So back to this one solution to a major problem, housing. There are more single people living in this country than ever before. This is due to many factors but income inequality is one of them. If I can't afford to support myself, how can I start family? This leaves a lot of people either living with people in unhealthy relationships just to get by, back at their parents house or on the streets. One solution is a resident and non-profit co-managed micro housing village. Structures from 100 sq. feet and more all in one area with a single community kitchen,  separate rest rooms and shower building, gardens and micro businesses. With the opportunity to produce for each other food, clothing, more housing, preventative health care, reuse and repair facilities, alternative energy and transportation innovations. 

AHHA advocates for different campground models too. Ones where people could sleep in cars, tents, RV's, open tent camping, bike camping, (bike and ride), park and sleep.  Assisting participant and non profit co-managed camp sanctuaries should be throughout the county and near services for people to get what they need. 

They advocate for Church camping in tents, cars and RV's and what I was talking about, zoning changes to allow residential camping and micro housing on residential properties and or city and county properties. 

AHHA also wants rest areas for people to come to for safe, legal sleep which should be open 24/7. Warming stations can be built and the rest areas can be in under used county and city parks, schools, vacant buildings and private property. 

Also needed are hygiene stations with showers, restrooms, water, wast disposal and lockers in appropriate accessible areas. 

The tiny houses seen in the photos above do not need plumbing or electricity. They are just a safe place to sleep and keep ones meager belongings. They are insulated and can have amenities such as solar panels and batteries for lights or charging phones or tablets. Some can even have a small storage locker at the rear for storing things that one shouldn't sleep. Central facilities make everything much cheaper than each individual having to pay for electric, plumbing, and the fact that there isn't any heat isn't that big of a deal to people otherwise stuck on the street. A good sleeping bag and a dog can keep one warm in a small insulated tiny house. 

AHHA says their mission is to provide information, education, advocacy and policy development on a variety of affordable housing solutions for the homeless in Humboldt County (but this model should be replicated nation wide). We will facilitate the implementation of these alternative models and assist in post completion operations by networking with private groups, non-profits, public agencies, religious organizations and individuals. 

For more about AHHA in Humboldt go to Ahha-humco.org, Ahha.humco@gmail.com, or write to right to a safe, legal place to live, P.O. Box 3794, Eureka , Ca. 95503-3794 
You can also call 707-445-5883






3 comments:

  1. Thank you so much for sharing the news. I really want to go along with family on this vacation or some days after.
    London Guest Suites

    ReplyDelete
  2. I also went to the AHHA Expo and attended the seminar they put on.

    I understood the county planner to say that a "Tiny House" has to have a bathroom, kitchen & heating. The "Detached Bedrooms" did not have the kitchen or bathroom & was supposed to have some kind of heating. Looking around I saw there were only the Detached Bedrooms using the planner's definition.

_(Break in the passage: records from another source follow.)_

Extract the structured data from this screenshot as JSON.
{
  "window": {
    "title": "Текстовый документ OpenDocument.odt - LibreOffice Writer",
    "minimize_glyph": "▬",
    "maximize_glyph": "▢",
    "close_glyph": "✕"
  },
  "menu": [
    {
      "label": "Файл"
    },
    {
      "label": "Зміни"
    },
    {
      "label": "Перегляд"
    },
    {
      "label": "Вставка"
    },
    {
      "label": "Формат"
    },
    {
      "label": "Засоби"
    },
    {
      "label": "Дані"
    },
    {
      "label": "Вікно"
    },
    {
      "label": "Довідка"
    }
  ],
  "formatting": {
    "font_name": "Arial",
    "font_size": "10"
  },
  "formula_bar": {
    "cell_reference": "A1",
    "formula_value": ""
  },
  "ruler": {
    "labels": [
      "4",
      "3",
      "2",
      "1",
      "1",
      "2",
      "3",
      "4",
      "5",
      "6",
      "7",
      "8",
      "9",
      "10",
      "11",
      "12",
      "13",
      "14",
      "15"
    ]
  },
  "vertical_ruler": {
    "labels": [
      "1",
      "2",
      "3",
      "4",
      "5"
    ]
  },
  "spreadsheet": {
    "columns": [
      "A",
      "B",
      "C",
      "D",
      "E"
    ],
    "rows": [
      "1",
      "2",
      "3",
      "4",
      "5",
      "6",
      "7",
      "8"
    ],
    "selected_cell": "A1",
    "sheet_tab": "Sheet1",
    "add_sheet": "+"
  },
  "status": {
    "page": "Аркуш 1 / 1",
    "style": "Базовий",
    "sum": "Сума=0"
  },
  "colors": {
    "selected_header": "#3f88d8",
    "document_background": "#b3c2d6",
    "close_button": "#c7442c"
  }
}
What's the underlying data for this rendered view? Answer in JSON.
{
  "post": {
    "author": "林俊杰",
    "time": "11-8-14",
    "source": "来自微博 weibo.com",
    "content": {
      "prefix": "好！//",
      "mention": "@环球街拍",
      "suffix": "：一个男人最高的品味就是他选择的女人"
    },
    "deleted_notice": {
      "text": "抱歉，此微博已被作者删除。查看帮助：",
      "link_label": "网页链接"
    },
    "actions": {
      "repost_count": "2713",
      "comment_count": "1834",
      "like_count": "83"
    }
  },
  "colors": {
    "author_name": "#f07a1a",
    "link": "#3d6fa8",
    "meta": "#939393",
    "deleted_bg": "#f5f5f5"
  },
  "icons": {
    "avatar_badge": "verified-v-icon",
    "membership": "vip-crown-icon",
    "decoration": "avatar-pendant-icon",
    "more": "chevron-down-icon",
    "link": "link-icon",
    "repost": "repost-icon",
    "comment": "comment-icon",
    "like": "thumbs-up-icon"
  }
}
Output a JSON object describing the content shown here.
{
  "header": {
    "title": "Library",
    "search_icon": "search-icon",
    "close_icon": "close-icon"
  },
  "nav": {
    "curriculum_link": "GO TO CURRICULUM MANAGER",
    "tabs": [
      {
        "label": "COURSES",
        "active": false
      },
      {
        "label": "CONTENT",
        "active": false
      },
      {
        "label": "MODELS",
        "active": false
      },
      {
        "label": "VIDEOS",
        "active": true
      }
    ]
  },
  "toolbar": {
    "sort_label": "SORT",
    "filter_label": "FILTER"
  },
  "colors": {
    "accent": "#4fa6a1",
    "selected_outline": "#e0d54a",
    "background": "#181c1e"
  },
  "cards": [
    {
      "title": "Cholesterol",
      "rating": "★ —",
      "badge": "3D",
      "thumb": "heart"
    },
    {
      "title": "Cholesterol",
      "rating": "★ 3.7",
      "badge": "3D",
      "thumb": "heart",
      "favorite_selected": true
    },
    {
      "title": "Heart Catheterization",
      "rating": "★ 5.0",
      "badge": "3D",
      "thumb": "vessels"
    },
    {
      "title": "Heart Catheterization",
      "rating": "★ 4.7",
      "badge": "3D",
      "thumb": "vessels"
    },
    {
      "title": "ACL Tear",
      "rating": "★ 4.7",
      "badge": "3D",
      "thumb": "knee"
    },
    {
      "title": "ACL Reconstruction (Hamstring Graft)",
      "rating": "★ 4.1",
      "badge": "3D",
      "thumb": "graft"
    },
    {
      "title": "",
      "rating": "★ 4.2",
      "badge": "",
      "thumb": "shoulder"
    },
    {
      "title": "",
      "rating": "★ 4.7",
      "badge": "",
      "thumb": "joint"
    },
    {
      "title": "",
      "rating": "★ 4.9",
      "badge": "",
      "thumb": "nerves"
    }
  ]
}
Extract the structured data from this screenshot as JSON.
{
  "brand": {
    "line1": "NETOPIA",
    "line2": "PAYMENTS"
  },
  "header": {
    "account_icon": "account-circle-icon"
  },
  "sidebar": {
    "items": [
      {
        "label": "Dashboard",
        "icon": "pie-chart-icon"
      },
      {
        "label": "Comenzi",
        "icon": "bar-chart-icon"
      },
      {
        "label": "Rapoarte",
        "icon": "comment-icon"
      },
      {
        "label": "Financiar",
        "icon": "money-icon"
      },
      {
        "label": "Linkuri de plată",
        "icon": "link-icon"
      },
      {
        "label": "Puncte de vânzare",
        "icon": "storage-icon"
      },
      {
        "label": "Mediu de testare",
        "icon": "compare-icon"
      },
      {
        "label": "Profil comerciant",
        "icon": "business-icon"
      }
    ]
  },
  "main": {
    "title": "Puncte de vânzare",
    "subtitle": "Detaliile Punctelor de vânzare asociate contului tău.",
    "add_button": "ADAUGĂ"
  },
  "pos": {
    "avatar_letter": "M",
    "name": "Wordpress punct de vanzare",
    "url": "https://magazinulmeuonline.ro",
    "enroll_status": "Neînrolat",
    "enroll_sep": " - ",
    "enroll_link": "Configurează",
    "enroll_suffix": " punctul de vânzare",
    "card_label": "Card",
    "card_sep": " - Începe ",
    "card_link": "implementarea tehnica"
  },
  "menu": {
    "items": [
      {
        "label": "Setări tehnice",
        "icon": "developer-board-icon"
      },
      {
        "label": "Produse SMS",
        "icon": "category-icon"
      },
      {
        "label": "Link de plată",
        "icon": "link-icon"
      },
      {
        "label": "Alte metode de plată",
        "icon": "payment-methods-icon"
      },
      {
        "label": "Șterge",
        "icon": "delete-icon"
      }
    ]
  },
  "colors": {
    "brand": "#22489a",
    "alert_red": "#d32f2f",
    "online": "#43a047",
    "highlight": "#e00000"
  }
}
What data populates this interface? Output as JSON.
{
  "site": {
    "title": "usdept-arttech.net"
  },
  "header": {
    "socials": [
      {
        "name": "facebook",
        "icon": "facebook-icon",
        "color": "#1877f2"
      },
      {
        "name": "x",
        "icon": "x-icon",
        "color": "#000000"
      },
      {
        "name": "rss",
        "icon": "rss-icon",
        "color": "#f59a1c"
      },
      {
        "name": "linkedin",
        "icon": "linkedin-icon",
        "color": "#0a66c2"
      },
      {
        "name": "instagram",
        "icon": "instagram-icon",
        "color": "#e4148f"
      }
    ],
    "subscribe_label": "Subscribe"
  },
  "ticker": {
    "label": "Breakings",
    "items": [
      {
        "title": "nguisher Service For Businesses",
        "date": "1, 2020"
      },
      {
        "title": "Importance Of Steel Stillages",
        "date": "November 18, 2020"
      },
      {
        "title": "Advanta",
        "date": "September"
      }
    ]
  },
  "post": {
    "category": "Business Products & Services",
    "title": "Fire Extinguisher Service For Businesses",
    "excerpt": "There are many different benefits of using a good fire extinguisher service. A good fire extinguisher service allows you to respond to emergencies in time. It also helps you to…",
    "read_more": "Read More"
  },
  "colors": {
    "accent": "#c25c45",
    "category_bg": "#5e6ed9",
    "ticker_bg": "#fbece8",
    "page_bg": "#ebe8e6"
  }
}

    The county planner also said that a Detached Bedroom camp site had to have a communal kitchen & bathroom facilities.

    I found the expo to be very informative & interesting.

    ReplyDelete
  3. Yes a communal .
    kitchen. showers, restroom are all necessary. That saves on money. The shelters are just a place out of the elements. In a sleeping bag with a dog in most climate zones this is better than a tent or being outside. The village creates a sense of ownership. The idea is to keep them well under 100 people. Most think less than 50 people or no more than 25 small houses on a single property.

    ReplyDelete

Nuclear Waste Water Fukusima From A Drone

G.W. Bush On Explosives At WTC

US Senator Joe Liberman, WTC 7 Did Not Occur